There's a reason why kids under the age of 18 aren't allowed to vote; They're not yet capable of making rational decisions, and allowing kids who are that young to make such important decisions could backfire, in a rather bad way. A girl I went to school with cost a bus driver her job by writing a letter to the bus company to complain about his driving too fast.
I am a student and I have some teachers here who do a really good job teaching. The problem is that some of the students hate that teacher. It wouldn't be because that teacher did a horrible job or that the teacher specifically targets them. It is because they don't want to work hard. They also talk about things that don't relate to the topic, the teacher says no talking, and the students get mad.
Increasing the amount pressure on the teachers by requiring them to perform to the students expectations as well as the administrations can only boost the quality of the classroom by forming a more direct link between teachers and their students achievement and well being at school.
While I acknowledge that this system could be abused, weighing up both the positives and the negatives we can assume that weeding out certain unsatisfactory teachers quickly rather than waiting for the system to show their students failing is a necessity, in comparison to the fear of a student kicking out a satisfactory teacher, the chance of which in any case is small.
The entirety of the argument for the implementation of such a policy implies that teachers are currently somehow under not enough pressure to act to the best of their ability, and that somehow, the addition of a redundant and quite frankly idiotic policy would somehow 'force' the teachers to act in a better manner.
Quite frankly, this idea is a fallacy. This idea, like performance-based pay for teachers, has no grounding in reality; indeed, a study by the OECD shows no link between performance based pay, a similar 'additional pressure' method, and improvement in teaching quality. Instead, such a measure will simply narrow teaching into a method of preparing students for examinations, and not actually teaching.
Furthermore, this system has one, fundamental flaw : it is open to abuse. You and your friends just don't like a teacher? Fired. It is as simple as the age-old practice of not mixing politics with education : it simply will not work.
While the other side will portray this measure as a simple way to improve student-teacher relations, the facts are simple; this is a destructive policy with very real, massive impacts on teachers and students alike.
This is very ridiculous. A teacher could be very good and talented but a couple of shyster students could just kick he/she out? There is a huge possibility that students would just vote for he/she to gt fired if they don't like the teacher. Kids are required to go to school, its not their decision.
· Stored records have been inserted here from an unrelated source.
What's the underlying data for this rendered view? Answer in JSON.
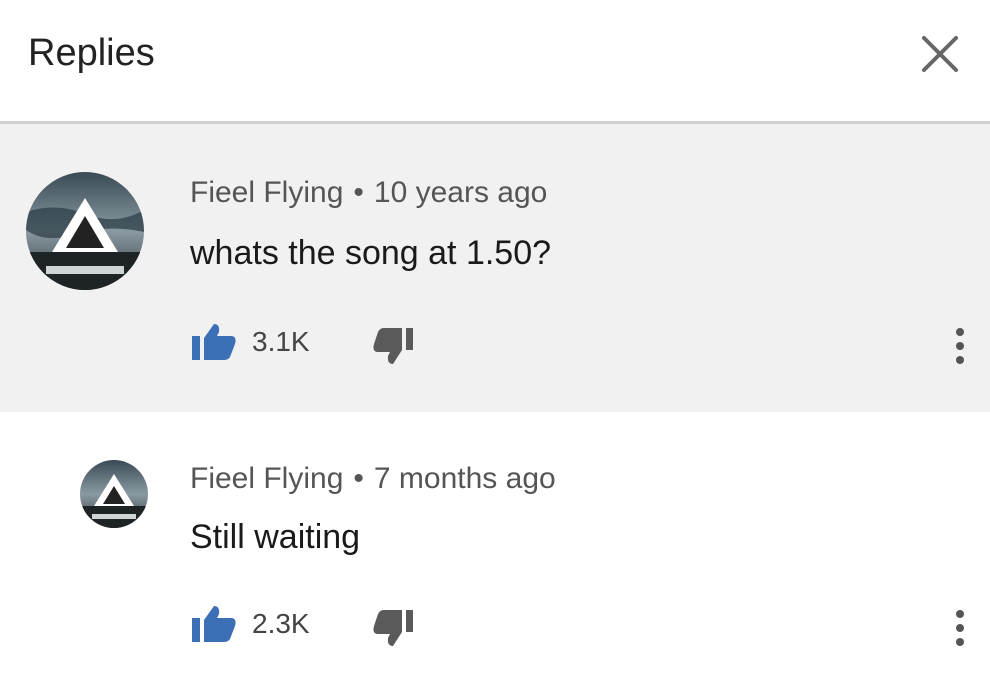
{
  "header": {
    "title": "Replies",
    "close_icon": "close-icon"
  },
  "colors": {
    "like_blue": "#3d6fb7",
    "dislike_gray": "#5a5a5a",
    "thread_bg": "#f1f1f1"
  },
  "comments": [
    {
      "author": "Fieel Flying",
      "separator": "•",
      "time": "10 years ago",
      "text": "whats the song at 1.50?",
      "likes": "3.1K",
      "icons": [
        "thumbs-up-icon",
        "thumbs-down-icon",
        "more-vert-icon"
      ]
    },
    {
      "author": "Fieel Flying",
      "separator": "•",
      "time": "7 months ago",
      "text": "Still waiting",
      "likes": "2.3K",
      "icons": [
        "thumbs-up-icon",
        "thumbs-down-icon",
        "more-vert-icon"
      ]
    }
  ]
}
Its the schools.
No no no no no no no no no no no no no no no no no no no no no no no no no noo no no non no no no no no no no no no no no no no no no no no n no no no
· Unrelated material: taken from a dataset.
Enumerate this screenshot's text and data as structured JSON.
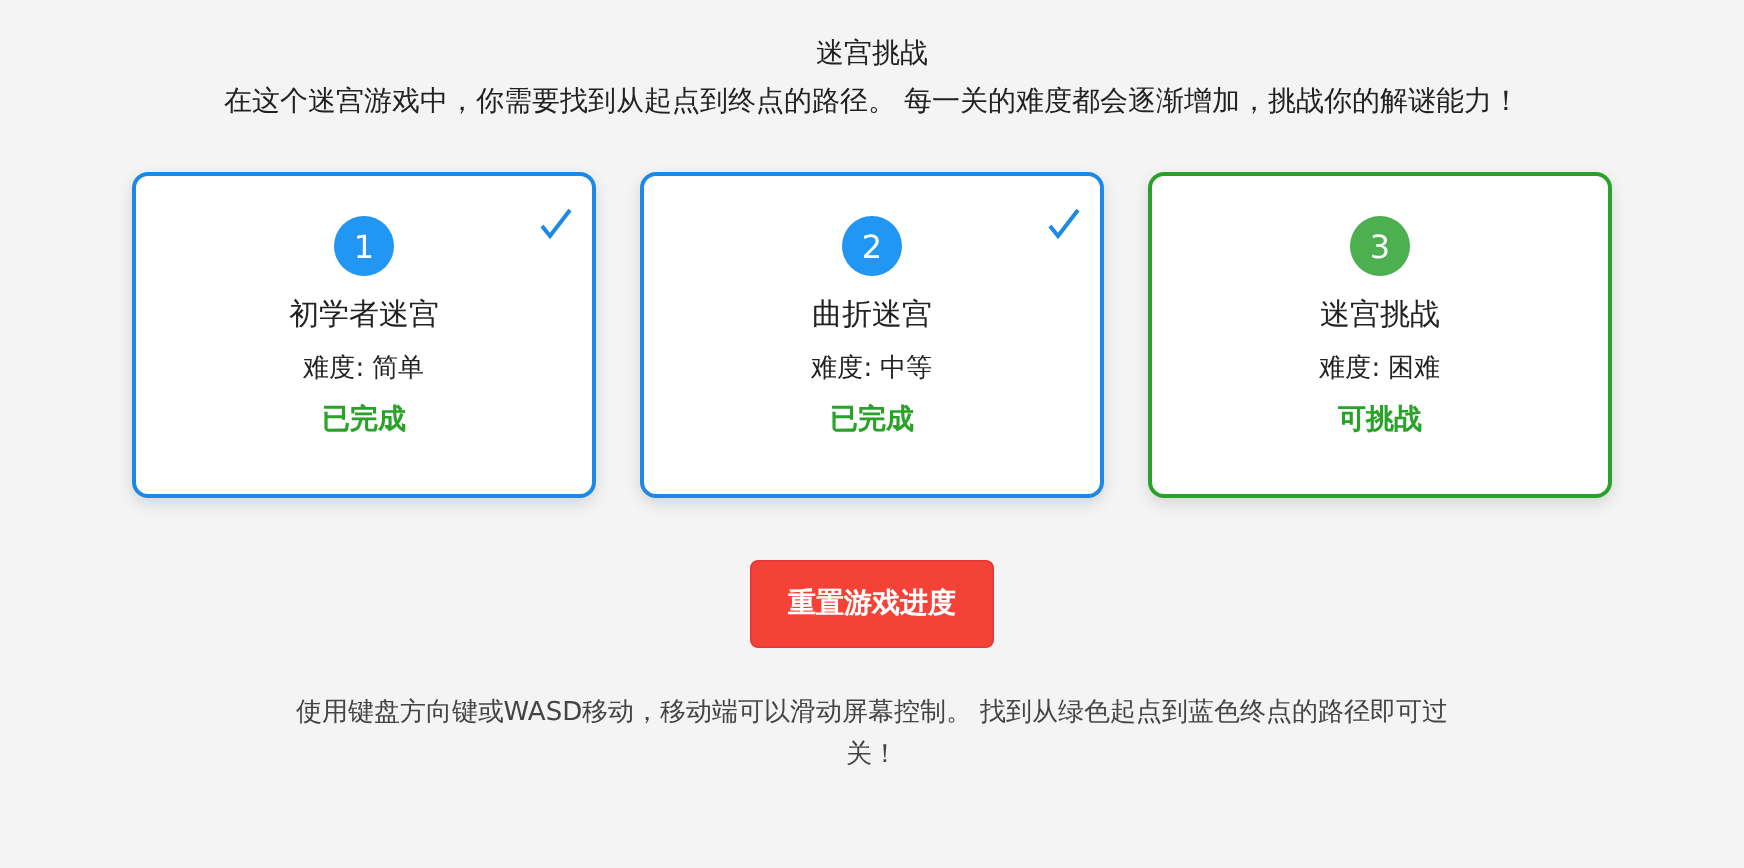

If students should have a say in who teaches them, a rather decent idea, in my opinion, it should only make sense that the opposite is also true; teachers vote on which students may participate in their class.
Those believing that teachers are the sole disposition, resulting in poor retention of material among students or a disengaged class, for example, are falsely guided by slanted opinions.
Justice must be enabled on both ends of the teaching environment, as the teaching process is a function of student-teacher and teacher-student relationship.
Students can, and empirically have shown to be, a primary reason in why some teachers have been unable to perform optimally.
With that being said, unless teachers have the same democratic liberties as students, students should not be able to fire teachers.
Student at University of Southern California, Class of 2019